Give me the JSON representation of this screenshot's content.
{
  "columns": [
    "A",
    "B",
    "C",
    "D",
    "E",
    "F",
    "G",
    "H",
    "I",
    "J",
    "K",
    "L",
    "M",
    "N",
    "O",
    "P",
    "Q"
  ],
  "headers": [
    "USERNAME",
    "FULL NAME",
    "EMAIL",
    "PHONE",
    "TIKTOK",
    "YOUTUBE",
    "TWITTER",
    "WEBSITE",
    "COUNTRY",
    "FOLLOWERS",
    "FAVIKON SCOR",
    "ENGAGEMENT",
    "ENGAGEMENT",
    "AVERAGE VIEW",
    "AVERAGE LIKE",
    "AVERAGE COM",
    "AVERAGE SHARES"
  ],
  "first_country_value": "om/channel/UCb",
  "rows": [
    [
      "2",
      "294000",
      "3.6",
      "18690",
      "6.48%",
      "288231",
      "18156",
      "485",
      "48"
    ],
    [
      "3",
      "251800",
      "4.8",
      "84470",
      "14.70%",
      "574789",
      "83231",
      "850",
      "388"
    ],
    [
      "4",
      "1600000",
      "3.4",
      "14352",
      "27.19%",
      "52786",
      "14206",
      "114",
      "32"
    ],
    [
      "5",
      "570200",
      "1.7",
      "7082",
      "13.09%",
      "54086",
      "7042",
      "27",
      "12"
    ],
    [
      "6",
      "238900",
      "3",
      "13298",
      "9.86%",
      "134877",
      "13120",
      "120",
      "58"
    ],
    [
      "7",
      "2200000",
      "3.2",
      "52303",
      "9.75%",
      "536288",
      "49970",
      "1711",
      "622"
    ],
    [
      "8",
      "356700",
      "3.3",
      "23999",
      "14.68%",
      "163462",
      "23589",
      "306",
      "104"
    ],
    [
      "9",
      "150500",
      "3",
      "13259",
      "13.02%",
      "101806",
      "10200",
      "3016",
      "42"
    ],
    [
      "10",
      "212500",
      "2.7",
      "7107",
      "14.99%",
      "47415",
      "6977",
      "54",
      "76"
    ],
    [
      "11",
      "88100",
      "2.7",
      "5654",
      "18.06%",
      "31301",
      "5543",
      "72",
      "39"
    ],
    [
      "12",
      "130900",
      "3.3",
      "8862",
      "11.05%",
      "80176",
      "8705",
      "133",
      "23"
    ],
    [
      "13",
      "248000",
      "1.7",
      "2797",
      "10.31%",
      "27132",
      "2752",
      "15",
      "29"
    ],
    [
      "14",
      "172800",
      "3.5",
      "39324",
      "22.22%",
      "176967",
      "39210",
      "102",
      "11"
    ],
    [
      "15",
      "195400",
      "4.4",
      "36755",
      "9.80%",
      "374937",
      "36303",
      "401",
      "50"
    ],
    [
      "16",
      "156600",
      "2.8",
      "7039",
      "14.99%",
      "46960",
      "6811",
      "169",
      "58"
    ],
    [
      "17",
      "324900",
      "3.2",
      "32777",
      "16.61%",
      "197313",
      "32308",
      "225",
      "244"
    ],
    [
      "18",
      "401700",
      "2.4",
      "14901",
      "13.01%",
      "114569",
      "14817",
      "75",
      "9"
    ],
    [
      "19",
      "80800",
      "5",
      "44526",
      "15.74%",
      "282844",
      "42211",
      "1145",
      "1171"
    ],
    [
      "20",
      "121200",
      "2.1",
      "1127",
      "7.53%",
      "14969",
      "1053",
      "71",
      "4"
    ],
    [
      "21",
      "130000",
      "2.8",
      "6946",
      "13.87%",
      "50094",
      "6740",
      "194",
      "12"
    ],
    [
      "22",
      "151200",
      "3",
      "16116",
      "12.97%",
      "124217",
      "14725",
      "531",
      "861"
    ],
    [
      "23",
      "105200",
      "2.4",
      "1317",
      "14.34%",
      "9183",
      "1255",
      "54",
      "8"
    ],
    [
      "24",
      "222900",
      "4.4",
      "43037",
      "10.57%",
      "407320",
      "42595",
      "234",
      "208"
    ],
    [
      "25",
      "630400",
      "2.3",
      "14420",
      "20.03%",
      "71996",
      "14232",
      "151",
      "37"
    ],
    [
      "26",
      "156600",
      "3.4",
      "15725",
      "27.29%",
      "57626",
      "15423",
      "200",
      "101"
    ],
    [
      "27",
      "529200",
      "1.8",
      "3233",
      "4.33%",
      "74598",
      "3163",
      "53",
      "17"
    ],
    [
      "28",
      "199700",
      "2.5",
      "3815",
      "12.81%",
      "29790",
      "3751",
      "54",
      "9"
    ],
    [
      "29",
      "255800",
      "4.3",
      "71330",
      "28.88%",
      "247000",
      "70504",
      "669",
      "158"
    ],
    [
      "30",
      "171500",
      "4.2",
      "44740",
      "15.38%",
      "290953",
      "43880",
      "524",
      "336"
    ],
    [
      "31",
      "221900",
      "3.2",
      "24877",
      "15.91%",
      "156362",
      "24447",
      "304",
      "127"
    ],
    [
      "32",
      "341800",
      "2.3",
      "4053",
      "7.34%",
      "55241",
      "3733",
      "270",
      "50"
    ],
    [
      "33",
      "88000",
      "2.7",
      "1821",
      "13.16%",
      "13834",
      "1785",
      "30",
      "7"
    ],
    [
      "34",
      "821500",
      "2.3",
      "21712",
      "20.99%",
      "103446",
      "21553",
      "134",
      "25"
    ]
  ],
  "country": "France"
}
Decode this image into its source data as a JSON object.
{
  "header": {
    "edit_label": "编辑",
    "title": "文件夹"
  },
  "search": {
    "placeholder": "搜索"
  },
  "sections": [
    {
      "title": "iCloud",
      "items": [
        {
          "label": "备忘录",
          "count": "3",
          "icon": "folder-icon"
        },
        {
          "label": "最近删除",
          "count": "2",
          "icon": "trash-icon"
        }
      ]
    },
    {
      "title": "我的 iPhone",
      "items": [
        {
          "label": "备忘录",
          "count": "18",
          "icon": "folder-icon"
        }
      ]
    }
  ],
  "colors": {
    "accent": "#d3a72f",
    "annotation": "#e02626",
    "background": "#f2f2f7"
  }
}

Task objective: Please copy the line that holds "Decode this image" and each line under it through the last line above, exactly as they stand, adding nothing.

The completed task:
Decode this image into its source data as a JSON object.
{
  "header": {
    "edit_label": "编辑",
    "title": "文件夹"
  },
  "search": {
    "placeholder": "搜索"
  },
  "sections": [
    {
      "title": "iCloud",
      "items": [
        {
          "label": "备忘录",
          "count": "3",
          "icon": "folder-icon"
        },
        {
          "label": "最近删除",
          "count": "2",
          "icon": "trash-icon"
        }
      ]
    },
    {
      "title": "我的 iPhone",
      "items": [
        {
          "label": "备忘录",
          "count": "18",
          "icon": "folder-icon"
        }
      ]
    }
  ],
  "colors": {
    "accent": "#d3a72f",
    "annotation": "#e02626",
    "background": "#f2f2f7"
  }
}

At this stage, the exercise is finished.